There was no unexpected information published in the international media about the meetings that the Egyptian Minister of Petroleum Tariq al-Mulla had with Israeli officials led by Prime Minister Benjamin Netanyahu and President Reuven Rivlin. But the unexpected came from al-Mulla’s visit that extended to the Palestinian territories to meet with President Mahmoud Abbas and officials in the energy sector, which led to the announcement of the signing of an agreement to develop the Gaza Marine field on the Mediterranean.
The Gaza Marine field is the first discovered natural gas field in the eastern Mediterranean, followed by Israeli, Egyptian, and Greek discoveries that changed the region’s energy distribution map and raised conflicts between many countries bordering the Mediterranean. The field is still not exploited by the Palestinians, who found the Eastern Mediterranean Gas Forum two years ago a new international pressure tool to extract the right to develop it from Israel. With Israel’s refusal to develop it, British Gas exited the field, so the British-Dutch company and Royal Dutch Shell who planned to buy a stake, but both exited later in March 2018.
On the other hand, perhaps what accelerated the Egyptian move to sign the agreement to develop the only Palestinian field was the Qatari activity in Gaza and its strong presence in a recent declaration to solve the electricity crisis in the Strip. Last week, the last announcement was made after the signing of an agreement between Qatar, the United Nations, and the European Union in coordination with Israel and the Palestinian government.
Cairo may fear the entry of Qatar as a strong player to the eastern Mediterranean, which could turn into a partner in a new sector for the Palestinians by developing the field close to Egypt’s borders and its gas fields. With the assumption that Qatar will obtain a contract to develop the Palestinian field first, it will be active in a region rich in gas. Secondly, it will work with advanced technical capabilities that may open up other gas discoveries. Egypt has always been clear about its efforts to become a regional energy centre through its discoveries in the Mediterranean and the signing of contracts to import Israeli gas for re-exporting it to Europe.

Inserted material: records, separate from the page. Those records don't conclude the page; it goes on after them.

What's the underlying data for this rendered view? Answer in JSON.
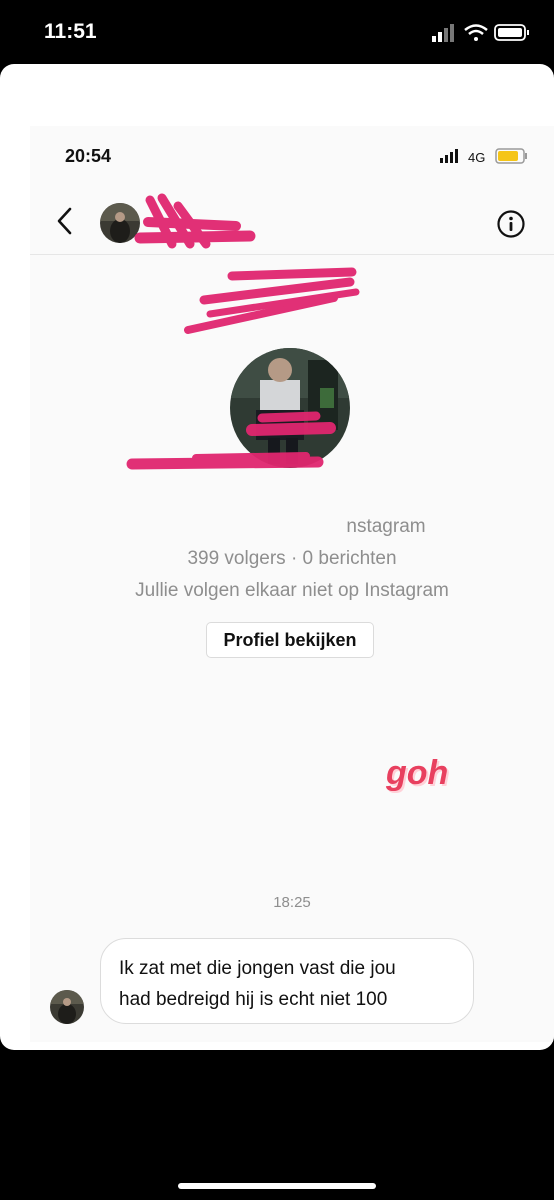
{
  "outer_status": {
    "time": "11:51"
  },
  "inner_status": {
    "time": "20:54",
    "network": "4G"
  },
  "header": {
    "back_icon": "chevron-left-icon",
    "info_icon": "info-icon"
  },
  "profile": {
    "source_text": "nstagram",
    "stats": "399 volgers · 0 berichten",
    "relation": "Jullie volgen elkaar niet op Instagram",
    "view_button": "Profiel bekijken"
  },
  "sticker_text": "goh",
  "conversation": {
    "timestamp": "18:25",
    "messages": [
      {
        "line1": "Ik zat met die jongen vast die jou",
        "line2": "had bedreigd hij is echt niet 100"
      }
    ]
  },
  "colors": {
    "redaction": "#e0266f",
    "battery": "#f5c518",
    "accent": "#e8405f"
  }
}
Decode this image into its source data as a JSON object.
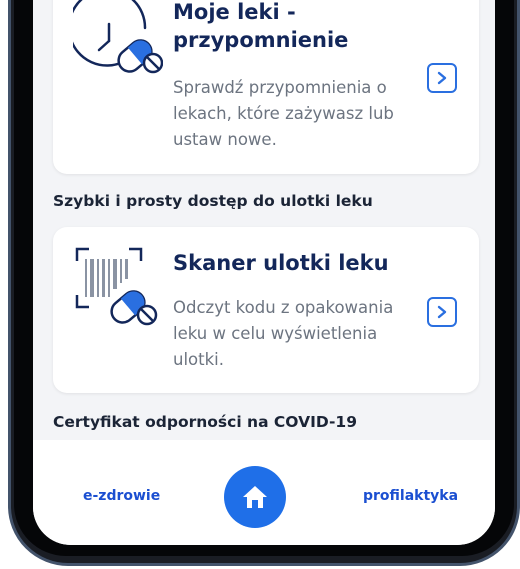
{
  "cards": [
    {
      "title_line1": "Moje leki -",
      "title_line2": "przypomnienie",
      "desc_line1": "Sprawdź przypomnienia o",
      "desc_line2": "lekach, które zażywasz lub",
      "desc_line3": "ustaw nowe."
    },
    {
      "title_line1": "Skaner ulotki leku",
      "desc_line1": "Odczyt kodu z opakowania",
      "desc_line2": "leku w celu wyświetlenia",
      "desc_line3": "ulotki."
    }
  ],
  "sections": {
    "scanner_heading": "Szybki i prosty dostęp do ulotki leku",
    "covid_heading": "Certyfikat odporności na COVID-19"
  },
  "bottom_nav": {
    "left_label": "e-zdrowie",
    "right_label": "profilaktyka",
    "home_icon": "home-icon"
  },
  "colors": {
    "accent": "#1f6fe8",
    "title": "#13275a",
    "body_text": "#6c7480",
    "screen_bg": "#f3f4f7"
  }
}
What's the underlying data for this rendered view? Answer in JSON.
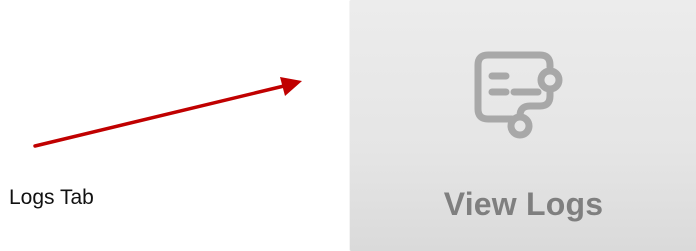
{
  "annotation": {
    "label": "Logs Tab",
    "arrow_color": "#c00000"
  },
  "tile": {
    "icon": "view-logs-icon",
    "label": "View Logs",
    "icon_color": "#a8a8a8",
    "label_color": "#7f7f7f"
  }
}
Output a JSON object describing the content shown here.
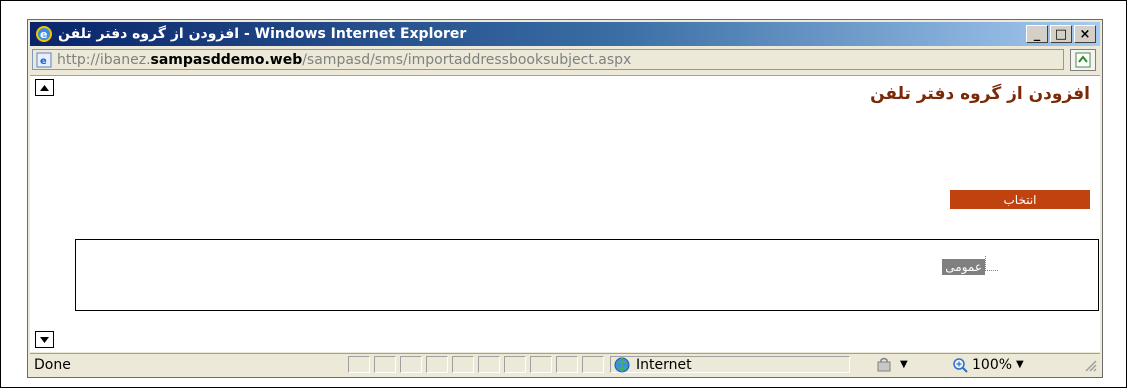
{
  "window": {
    "title": "افزودن از گروه دفتر تلفن - Windows Internet Explorer",
    "minimize_label": "_",
    "maximize_label": "□",
    "close_label": "×"
  },
  "address": {
    "url_prefix": "http://ibanez.",
    "url_host": "sampasddemo.web",
    "url_path": "/sampasd/sms/importaddressbooksubject.aspx"
  },
  "page": {
    "title": "افزودن از گروه دفتر تلفن",
    "select_button_label": "انتخاب",
    "tree_items": [
      "عمومی"
    ]
  },
  "status": {
    "text": "Done",
    "zone": "Internet",
    "zoom": "100%"
  },
  "colors": {
    "titlebar_start": "#0a246a",
    "page_title": "#7a2a07",
    "select_button": "#c0420e"
  },
  "icons": {
    "title": "ie-logo-icon",
    "address": "ie-page-icon",
    "go": "refresh-icon",
    "zone": "globe-icon",
    "protected_mode": "protected-mode-icon",
    "zoom": "zoom-icon"
  }
}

Al-Mulla’s visit to Israel came three weeks after Egypt denied the existence of any negative effects that the Suez Canal might face, due to Israeli shipping lines that might extend between the Red Sea and the Mediterranean which are located south and west of Israel.
The Suez Canal Authority said in a statement that the canal route will remain the shortest and safest link between East and West, as shipping containers through the canal can transport larger quantities of goods at a lower cost than any land routes. Egyptians’ concerns about the Suez Canal’s future increased after Israel announced talks to extend lines from the UAE, passing through Saudi Arabia and Jordan, to Eilat, and then to the Ashkelon Port on the Mediterranean. This means that a competitor in the oil sector will share the Suez Canal revenues of transit crude. More importantly, it will open the door to studying a land corridor’s development from southern to western Israel in other commercial sectors. From here, the importance of the Egyptian Minister of Petroleum’s visit was to get acquainted with what Israel thinks about its land shipping lines (not yet exploited), the competition for the most important global shipping lane (the Suez Canal), according to identical sources.
In the last quarter of 2020, the Israeli company Europe-Asia Lines and the UAE company MD-Red Land Bridge Limited signed a memorandum of understanding for cooperation in the field of transporting crude oil between the Gulf countries. The agreement aims to develop new and existing infrastructure to transport oil from the Gulf states to consumption markets in Europe, most of which currently passes through the Suez Canal.
The Eilat-Ashkelon pipeline includes a main oil pipeline, as the length of the pipeline is 254 kilometres. Ashkelon Port includes oil tanks with a capacity of 2.3 million barrels and receives crude tankers of 300,000 tonnes. According to the American Foreign Policy magazine, last year, trade in the Suez Canal is expected to decrease by more than 17 per cent, with the operation of the Eilat-Ashkelon pipeline under an Emirati-Israeli agreement.